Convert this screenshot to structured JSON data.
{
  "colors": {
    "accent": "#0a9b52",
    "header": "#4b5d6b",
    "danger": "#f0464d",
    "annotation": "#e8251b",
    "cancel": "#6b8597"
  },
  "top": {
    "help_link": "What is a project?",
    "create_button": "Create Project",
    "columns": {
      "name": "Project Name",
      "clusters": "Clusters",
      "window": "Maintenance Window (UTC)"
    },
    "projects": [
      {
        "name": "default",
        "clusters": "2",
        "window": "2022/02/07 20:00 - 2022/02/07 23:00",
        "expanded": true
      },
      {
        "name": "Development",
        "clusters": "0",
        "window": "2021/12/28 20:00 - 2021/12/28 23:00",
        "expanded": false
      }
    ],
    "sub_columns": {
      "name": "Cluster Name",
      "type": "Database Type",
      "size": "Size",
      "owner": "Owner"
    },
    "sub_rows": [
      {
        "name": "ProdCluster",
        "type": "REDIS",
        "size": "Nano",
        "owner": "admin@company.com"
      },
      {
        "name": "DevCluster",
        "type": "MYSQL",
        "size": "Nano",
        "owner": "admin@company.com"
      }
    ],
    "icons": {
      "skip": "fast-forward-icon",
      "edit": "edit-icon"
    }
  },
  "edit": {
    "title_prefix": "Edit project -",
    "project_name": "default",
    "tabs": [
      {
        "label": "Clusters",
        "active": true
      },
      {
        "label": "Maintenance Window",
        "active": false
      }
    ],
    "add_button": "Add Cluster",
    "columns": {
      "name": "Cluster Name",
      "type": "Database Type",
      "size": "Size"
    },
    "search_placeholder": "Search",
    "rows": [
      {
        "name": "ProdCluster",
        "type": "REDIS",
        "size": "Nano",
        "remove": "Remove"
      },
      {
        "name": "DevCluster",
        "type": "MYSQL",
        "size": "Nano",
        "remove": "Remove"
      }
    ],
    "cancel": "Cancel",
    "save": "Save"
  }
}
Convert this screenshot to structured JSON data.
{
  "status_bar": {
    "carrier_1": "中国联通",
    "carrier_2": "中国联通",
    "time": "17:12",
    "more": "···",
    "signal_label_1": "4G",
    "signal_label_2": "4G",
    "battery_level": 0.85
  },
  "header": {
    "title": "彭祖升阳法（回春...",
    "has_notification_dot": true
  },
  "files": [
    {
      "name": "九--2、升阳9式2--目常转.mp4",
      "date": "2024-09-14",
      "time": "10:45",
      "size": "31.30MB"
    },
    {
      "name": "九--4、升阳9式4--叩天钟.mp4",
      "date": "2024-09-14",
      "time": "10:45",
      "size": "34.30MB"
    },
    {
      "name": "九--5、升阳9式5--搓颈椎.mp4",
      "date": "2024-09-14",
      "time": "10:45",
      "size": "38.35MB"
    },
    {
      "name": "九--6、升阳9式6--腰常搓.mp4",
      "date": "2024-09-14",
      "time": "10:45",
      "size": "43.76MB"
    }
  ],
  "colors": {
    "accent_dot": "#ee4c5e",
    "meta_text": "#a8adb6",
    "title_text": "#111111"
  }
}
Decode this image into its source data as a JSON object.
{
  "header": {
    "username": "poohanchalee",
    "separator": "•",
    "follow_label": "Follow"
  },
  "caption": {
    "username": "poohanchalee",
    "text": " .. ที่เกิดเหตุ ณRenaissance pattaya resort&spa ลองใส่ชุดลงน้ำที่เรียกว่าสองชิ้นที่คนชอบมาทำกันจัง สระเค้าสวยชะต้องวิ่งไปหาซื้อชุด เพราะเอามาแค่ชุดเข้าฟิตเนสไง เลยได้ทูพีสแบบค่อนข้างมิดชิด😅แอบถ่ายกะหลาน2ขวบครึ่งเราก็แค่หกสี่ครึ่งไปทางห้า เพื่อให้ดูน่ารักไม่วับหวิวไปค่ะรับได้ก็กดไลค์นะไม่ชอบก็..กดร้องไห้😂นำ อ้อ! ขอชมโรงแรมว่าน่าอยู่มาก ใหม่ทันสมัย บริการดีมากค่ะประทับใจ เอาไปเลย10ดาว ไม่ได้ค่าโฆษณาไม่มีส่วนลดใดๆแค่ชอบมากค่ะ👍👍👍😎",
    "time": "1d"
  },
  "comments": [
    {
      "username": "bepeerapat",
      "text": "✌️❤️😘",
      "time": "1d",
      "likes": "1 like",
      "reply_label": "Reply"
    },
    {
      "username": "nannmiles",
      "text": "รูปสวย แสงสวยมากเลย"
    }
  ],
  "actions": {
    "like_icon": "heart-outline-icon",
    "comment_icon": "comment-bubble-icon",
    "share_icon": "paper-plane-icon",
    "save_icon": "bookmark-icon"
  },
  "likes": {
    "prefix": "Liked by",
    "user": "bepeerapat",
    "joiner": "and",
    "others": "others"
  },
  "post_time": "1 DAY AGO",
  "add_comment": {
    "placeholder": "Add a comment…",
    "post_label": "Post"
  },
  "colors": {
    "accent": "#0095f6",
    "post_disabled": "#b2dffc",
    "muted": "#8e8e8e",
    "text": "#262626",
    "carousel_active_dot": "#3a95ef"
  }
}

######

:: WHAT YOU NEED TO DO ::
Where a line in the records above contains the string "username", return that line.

:: RESPONSE BELOW ::
    "username": "poohanchalee",
    "username": "poohanchalee",
      "username": "bepeerapat",
      "username": "nannmiles",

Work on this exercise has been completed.